Work task
Show all lines containing "JSON" from the data below.

Data records
::::::::::

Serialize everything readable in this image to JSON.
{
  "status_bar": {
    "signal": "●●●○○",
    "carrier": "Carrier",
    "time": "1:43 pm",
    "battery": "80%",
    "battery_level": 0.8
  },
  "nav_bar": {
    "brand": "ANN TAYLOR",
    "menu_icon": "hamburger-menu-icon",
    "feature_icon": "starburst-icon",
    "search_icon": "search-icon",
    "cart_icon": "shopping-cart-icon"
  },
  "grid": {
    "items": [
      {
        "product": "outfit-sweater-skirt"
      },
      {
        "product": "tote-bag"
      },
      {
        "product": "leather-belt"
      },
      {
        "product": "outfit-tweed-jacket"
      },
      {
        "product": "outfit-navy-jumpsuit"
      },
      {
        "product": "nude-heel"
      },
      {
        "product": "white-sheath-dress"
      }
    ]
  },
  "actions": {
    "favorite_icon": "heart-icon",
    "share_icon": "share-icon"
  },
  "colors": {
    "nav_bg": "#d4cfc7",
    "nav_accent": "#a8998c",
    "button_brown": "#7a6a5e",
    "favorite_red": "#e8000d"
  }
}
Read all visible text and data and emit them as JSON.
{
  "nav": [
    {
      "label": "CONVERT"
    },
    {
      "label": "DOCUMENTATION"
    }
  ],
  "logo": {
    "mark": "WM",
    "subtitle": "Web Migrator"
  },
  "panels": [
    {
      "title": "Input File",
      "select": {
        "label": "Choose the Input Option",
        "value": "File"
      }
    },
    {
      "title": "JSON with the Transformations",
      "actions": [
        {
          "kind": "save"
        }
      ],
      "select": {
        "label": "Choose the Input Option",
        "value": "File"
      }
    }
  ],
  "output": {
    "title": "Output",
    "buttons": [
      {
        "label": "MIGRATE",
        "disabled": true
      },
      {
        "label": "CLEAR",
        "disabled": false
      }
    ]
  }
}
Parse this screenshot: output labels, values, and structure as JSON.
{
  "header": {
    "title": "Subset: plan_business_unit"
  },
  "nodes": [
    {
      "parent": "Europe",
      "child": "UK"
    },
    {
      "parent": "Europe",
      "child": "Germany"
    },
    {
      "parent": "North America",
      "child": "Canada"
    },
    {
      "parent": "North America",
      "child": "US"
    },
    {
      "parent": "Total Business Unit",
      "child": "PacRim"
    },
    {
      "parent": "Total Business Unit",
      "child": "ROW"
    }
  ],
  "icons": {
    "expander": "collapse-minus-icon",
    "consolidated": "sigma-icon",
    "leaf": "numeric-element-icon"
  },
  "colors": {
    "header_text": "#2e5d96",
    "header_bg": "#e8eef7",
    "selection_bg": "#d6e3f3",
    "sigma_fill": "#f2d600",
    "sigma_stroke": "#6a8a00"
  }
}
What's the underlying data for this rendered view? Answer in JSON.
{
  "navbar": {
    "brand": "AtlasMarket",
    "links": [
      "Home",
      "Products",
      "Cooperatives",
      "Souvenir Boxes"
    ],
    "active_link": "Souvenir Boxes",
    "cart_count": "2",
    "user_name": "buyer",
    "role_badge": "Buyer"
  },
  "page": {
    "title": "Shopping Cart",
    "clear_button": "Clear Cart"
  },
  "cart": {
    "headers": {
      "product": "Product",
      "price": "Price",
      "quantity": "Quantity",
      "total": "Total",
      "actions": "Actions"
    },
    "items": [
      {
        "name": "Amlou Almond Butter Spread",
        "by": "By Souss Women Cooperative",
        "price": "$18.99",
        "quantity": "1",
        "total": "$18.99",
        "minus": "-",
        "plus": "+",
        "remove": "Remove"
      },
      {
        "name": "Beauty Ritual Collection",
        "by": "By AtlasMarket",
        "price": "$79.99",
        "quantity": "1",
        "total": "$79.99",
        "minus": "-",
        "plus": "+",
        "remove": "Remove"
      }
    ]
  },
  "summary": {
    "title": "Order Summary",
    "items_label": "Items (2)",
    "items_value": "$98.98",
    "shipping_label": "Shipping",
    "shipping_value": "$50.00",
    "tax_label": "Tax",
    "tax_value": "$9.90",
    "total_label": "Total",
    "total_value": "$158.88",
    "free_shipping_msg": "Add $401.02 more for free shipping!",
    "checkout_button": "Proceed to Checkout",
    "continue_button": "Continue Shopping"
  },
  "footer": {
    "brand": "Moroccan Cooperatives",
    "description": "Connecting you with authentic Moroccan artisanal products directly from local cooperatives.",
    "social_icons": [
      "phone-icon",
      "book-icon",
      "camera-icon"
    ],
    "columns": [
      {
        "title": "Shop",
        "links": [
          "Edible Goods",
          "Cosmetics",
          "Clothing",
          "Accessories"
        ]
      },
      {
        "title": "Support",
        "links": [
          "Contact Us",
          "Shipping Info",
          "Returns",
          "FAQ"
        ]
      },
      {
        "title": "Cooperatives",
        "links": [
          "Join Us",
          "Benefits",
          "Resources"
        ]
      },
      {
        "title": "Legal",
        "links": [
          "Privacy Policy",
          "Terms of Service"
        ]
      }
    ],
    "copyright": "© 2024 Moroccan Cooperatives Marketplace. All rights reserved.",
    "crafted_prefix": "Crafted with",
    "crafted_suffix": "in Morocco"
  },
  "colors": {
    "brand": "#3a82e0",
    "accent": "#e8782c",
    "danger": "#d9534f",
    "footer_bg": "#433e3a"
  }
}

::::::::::

Worked solution
Serialize everything readable in this image to JSON.
Read all visible text and data and emit them as JSON.
      "title": "JSON with the Transformations",
Parse this screenshot: output labels, values, and structure as JSON.
What's the underlying data for this rendered view? Answer in JSON.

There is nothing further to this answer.